Block is moving, comes to rest on a rough surface.  (kinetic energy) converts to (work done by friction). *   1/2 mv2  = (Ff)d.  Yes, I know that kinetic friction does negative work, but that's not necessary in this formulation.  The equation and statement in words provide both conceptual understanding AND a path to solution for any relevant value, with no negative signs involved.

* I let them know that a source of "thermal energy" is "work done by friction."  The distinction isn't important at this level; however, recognizing that the relevant equation for thermal energy here is (force of friction) x distance *is* important.
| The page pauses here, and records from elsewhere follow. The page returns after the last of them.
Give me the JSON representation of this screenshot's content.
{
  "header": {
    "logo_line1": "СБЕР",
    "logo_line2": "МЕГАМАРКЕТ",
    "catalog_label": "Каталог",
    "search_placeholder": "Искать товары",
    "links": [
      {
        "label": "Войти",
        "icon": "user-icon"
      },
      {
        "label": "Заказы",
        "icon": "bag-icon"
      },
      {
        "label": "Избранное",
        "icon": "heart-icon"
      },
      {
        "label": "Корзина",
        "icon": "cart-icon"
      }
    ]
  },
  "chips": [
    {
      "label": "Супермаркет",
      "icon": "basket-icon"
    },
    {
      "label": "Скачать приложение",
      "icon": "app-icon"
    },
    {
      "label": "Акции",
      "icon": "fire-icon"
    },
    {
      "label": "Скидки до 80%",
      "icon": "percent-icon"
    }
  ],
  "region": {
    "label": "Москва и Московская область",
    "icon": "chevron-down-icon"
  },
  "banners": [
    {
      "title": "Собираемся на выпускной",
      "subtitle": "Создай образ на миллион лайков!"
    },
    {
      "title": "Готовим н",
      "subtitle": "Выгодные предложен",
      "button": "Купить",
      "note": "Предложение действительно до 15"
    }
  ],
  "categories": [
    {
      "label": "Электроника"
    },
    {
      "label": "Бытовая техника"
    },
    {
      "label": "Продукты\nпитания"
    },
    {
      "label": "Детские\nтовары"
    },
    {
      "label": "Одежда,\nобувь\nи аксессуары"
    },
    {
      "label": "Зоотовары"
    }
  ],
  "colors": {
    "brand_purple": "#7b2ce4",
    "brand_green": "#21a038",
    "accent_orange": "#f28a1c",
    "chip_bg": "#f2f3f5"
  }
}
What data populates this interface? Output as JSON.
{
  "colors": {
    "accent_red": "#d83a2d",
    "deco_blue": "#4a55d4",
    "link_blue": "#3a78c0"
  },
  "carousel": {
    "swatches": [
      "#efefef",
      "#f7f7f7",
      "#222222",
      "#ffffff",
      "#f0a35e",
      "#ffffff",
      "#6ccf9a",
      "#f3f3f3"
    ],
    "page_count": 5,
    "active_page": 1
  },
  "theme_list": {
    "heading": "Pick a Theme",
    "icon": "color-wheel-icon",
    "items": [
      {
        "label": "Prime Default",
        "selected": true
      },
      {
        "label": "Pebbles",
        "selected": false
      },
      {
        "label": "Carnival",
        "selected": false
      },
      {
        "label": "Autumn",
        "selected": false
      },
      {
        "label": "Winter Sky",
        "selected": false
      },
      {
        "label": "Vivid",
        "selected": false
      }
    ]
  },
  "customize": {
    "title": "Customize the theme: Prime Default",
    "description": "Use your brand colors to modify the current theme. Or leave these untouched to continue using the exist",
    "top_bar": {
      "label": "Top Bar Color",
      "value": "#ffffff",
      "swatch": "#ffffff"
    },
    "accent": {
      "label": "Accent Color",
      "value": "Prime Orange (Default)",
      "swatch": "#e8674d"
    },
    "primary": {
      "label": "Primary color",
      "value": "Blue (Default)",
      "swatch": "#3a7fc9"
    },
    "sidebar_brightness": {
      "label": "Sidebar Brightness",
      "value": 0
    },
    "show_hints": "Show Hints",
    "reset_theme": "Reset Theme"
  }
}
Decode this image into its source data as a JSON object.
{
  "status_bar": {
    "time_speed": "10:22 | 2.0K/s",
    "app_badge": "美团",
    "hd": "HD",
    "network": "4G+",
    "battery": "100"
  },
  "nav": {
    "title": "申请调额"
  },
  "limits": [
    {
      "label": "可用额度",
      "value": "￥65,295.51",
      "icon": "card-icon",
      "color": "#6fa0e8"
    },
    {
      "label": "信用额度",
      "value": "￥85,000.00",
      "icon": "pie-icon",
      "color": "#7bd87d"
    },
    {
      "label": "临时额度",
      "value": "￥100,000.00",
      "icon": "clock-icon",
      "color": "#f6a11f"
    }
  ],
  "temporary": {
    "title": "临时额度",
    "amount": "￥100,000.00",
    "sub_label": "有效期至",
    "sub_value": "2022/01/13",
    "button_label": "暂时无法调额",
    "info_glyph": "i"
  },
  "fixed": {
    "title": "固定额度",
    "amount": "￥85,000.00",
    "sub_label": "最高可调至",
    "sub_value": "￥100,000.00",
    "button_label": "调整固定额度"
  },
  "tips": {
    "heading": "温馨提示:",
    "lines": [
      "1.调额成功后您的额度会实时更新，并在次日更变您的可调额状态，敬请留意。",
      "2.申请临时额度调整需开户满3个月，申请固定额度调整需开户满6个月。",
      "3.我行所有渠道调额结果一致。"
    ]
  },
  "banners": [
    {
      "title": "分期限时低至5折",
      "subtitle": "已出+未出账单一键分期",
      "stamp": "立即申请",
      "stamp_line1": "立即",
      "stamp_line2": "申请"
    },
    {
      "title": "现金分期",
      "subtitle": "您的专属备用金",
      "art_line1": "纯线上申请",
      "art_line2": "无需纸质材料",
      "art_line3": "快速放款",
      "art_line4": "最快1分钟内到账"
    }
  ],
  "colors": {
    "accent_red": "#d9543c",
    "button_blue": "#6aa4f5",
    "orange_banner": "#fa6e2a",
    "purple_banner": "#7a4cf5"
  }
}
Block is pulled up by a rope.  (Work done by the rope) converts to (gravitational potential energy).  (tension)d = mgh.  Once again, it's not important that work done by the rope in this case is positive:  The sign comes out in the wash.

As a comparison for a teacher (not for the students), many textbooks teach a similar approach to calorimetry:  don't use positive and negative signs, write out the heat gained or lost in words.  For example, write (heat lost by hot iron) = (heat to raise liquid water to 100 degrees) plus (heat necessary to convert water to steam).   Then mcDTiron = mcDTwater + mlsteam.

1 comment:

  1. What do you say to the student who asks you to prove that work is scientifically valid? The student pointed out an interesting analogy. It goes like this; imagine a passenger in the rear seat hands the driver a cell phone. If the car is at rest, that phone travels a meter, give or take with respect to the road. If the car is moving, the act of passing the phone means the phone travels a great deal further. In both cases, time is a constant. Although slightly imperfect, this analogy seems to show work may not be as valid as we have been teaching.